|There's more than one way to do things|
Parsing with Perl 6by jryan (Vicar)
|on Jul 05, 2002 at 01:20 UTC||Need Help??|
In Apocalypse 5, Larry Wall stated that our "regex culture has gone wrong in a variety of ways". When I first read that, I thought: "What on earth is he talking about? Perl regex do exactly what I need; so what's wrong with them?" Sometimes you need to see solution to realize how blatant the problem really is.
In general, readability and modularity is stressed to the extreme, yet, not for regexes. In fact, the complete opposite usually is. Far from clear and organized, our regexes tend to look like strings of crap. As a result, anything more advanced than mid-level-logic becomes seemingly impossible to do. Thats where perl 6 comes to the rescue.
Perl 6 has loads of new syntactical changes that help regex writers to clean up their act. New perl 6 regexes are now readable, modular, and even easy to write.

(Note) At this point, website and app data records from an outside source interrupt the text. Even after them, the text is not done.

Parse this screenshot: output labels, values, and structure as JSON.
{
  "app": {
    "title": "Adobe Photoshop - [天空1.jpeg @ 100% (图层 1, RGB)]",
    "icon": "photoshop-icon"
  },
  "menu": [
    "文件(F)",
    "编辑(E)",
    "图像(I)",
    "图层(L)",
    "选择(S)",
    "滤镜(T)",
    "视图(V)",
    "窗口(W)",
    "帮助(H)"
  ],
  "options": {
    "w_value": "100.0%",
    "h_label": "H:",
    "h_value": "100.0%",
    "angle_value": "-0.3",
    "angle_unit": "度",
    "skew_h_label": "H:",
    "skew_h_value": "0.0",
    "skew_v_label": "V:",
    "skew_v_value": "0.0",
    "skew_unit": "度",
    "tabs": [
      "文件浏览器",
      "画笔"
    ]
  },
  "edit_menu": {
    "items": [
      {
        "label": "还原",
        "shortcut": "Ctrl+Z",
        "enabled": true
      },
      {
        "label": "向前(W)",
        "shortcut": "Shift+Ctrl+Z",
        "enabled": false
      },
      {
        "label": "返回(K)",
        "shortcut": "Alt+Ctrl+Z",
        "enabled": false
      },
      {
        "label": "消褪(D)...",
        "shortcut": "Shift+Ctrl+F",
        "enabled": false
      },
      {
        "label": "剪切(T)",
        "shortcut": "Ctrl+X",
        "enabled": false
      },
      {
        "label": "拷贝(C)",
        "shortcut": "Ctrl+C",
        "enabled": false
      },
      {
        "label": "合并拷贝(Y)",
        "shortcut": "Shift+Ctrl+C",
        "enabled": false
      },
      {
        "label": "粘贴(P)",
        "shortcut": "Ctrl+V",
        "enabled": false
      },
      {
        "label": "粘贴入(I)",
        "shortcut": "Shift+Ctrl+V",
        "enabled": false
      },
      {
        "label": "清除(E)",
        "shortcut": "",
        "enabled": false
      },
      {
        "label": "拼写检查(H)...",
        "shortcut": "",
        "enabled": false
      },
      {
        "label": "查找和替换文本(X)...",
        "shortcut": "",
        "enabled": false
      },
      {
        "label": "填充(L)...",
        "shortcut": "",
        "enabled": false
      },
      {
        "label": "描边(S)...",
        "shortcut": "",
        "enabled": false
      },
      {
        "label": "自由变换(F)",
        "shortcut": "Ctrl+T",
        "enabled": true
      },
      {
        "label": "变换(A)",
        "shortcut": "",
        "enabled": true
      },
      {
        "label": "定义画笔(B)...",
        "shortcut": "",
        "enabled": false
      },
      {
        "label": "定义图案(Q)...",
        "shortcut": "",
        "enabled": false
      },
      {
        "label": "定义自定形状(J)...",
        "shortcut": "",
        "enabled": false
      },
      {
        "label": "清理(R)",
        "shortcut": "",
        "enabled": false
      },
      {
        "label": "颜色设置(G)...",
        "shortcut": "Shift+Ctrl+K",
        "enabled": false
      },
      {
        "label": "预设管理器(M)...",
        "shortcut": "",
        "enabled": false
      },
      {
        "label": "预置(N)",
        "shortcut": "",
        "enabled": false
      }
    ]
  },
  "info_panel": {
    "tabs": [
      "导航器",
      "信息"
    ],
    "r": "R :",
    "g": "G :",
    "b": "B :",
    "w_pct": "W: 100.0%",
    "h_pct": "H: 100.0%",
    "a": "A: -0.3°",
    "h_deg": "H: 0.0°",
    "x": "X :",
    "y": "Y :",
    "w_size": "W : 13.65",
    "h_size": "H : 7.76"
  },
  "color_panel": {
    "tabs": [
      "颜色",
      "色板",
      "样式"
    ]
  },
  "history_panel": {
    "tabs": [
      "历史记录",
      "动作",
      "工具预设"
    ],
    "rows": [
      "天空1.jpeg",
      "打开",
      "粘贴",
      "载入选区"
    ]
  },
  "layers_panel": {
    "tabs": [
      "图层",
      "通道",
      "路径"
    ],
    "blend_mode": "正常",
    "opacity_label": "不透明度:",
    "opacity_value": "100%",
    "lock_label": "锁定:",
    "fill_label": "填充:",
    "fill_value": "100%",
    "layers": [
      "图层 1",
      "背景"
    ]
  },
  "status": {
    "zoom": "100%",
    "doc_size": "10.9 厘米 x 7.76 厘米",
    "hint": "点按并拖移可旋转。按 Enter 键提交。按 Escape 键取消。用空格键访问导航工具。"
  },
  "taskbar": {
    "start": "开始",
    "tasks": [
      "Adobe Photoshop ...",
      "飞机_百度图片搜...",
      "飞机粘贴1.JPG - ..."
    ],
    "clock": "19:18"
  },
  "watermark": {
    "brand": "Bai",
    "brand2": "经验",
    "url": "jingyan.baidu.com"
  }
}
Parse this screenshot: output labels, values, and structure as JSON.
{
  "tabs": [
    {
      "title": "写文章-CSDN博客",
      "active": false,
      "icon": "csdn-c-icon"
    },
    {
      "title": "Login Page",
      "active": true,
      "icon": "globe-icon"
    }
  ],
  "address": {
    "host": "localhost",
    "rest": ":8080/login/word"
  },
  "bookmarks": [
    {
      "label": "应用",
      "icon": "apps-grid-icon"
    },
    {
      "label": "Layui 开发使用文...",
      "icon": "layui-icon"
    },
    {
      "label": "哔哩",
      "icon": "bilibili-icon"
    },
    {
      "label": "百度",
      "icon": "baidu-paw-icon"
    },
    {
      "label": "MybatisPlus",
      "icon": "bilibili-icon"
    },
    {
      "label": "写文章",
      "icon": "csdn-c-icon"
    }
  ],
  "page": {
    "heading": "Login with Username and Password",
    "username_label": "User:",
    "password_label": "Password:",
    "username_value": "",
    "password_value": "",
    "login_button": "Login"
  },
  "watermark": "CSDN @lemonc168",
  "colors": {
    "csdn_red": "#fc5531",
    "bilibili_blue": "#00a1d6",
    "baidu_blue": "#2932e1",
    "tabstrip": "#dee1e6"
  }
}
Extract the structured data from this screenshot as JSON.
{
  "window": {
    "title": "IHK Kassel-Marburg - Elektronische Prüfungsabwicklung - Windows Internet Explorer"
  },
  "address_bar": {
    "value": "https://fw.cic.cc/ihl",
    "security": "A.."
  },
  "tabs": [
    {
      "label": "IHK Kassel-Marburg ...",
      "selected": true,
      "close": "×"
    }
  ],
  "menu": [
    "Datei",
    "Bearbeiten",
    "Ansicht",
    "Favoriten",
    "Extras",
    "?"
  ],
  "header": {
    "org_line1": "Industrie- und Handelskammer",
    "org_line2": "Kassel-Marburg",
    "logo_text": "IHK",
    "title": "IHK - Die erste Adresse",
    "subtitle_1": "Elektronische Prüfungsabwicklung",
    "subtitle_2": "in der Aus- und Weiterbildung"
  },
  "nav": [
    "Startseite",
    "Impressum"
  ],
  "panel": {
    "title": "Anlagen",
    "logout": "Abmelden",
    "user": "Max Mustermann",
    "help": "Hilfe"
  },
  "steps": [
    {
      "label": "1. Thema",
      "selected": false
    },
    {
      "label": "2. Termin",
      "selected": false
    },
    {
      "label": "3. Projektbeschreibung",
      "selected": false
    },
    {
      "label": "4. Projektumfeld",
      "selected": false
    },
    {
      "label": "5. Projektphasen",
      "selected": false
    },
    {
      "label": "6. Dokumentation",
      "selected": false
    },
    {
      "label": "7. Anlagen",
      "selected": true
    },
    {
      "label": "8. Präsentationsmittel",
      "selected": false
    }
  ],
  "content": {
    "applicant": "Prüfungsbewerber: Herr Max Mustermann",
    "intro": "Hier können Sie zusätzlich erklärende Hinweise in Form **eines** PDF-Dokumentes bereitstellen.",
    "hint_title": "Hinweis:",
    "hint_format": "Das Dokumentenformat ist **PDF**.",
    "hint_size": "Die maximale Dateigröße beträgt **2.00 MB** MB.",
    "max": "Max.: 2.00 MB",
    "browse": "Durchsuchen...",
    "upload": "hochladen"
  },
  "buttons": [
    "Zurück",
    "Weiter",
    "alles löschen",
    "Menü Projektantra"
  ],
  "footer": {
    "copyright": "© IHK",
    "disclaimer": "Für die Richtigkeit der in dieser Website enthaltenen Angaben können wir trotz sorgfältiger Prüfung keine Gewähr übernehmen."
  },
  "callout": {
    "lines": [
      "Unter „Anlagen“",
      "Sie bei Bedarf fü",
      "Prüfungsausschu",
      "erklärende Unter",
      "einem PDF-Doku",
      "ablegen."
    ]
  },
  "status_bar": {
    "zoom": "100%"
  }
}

Advantages of Perl 6 Regex
Enough of the hoopla; lets see it in action.
Developing the Logic
The answer is to start mapping out logic and strategy for a parser. More precisely, a recursive parser. One strategy that we can use is to extract each nested set of information that we need, and then extract the next level from that. For instance, against the raw HTML, extract the <script></script> elements; from that, extract all functions; from that, check for the existance of a loop for each match. Each of these definitions can be broken into separate grammars, and common elements among them can be grouped into a base grammar from which each of the sub grammars can inherit from.
Even with the benefits of OO organization, writing a parser is no easy task. Perl6 provides many useful tools to make the job easier, but that doesn't change the fact logic needs to be mapped out before the regex is written. Or, at least, it should be. Anyways, before the parsing begins lets define our definitions:
(Note: the script definition, as well as a few definition to code explanations, are going to be skipped because their explanation is mundane for the purposes of this article; however, they is still encluded in the final code below)
First, a function:
Next, our loops.
A while loop:
A for loop:
A do loop:
Finding Common Ground
Now that the parsing is planned, the common elements can be located and modularized, such as:
Each of these common elements can now be placed into our base class. Although the header and body set for each object isn't quitethe same, a generic set can be defined in the base class, and the sub-grammars can overload if needed.
Defining a Block
Descending one level further, the code block and condition need to be defined. A code block is a set of balanced brackets, of which subsets may be nested. Borrowing from perl5's perlre, we can turn:
Defining a condition is not much different than defining a code block. Since validating is of no concern, a condition can be defined as a set of balanced parenthesis; or, as:
Since the block of code and condition are similarly defined, we can bind them to a single assertion that takes 2 arguments that define the delimeters.
However, we'll also need to account for several other things to completely define our block; for instance, ignoring our delimiters within comments and strings, so that they don't interupt our block finding. Before any further progress can be made, comments and strings will need to be defined; their definitions will also be placed into the base class.
Quotes can be defined as:
Which can easily be translated into:
Single Quotes can now be called as: <quoted_string '>
We can now bind them as:
Ignoring Your Comments
A single-line comment is easy to define: its nothing more than a // and the rest of the line:
A multi-line comment is a bit more complicated. It can be defined as:
Translated to regex:
Rounding Out the Block
Now that the sub-definitions are completed, the block definition can be finished. Its a simple matter of adding our new pieces to the alternation:
Enough is Enough; Time for Action!
Enough with boring definitions; its pretty easy to match up our parts with the definitions we created earlier. Its time to see the completed parser, which is below. However, a few things to notice:
A subset as Perl 5
A few of the main items described in terms of perl 5 regex. I tried doing a direct translation of the parser above with perl 5 objects; however, everything got incredibly messy :(
Update: Removed the \Q\E and replaced with quotemeta in the dynamic assertions in the perl5 section. Also, there was a paste error with $block in the perl5 section that would have caused it to break had it been used.
Update: Fixed a mistake in the multi-line comment regex that was pointed out by kelen.
Update: Updated Perl6 code to accurate reflect changes in the language since this article was written (4-27-03).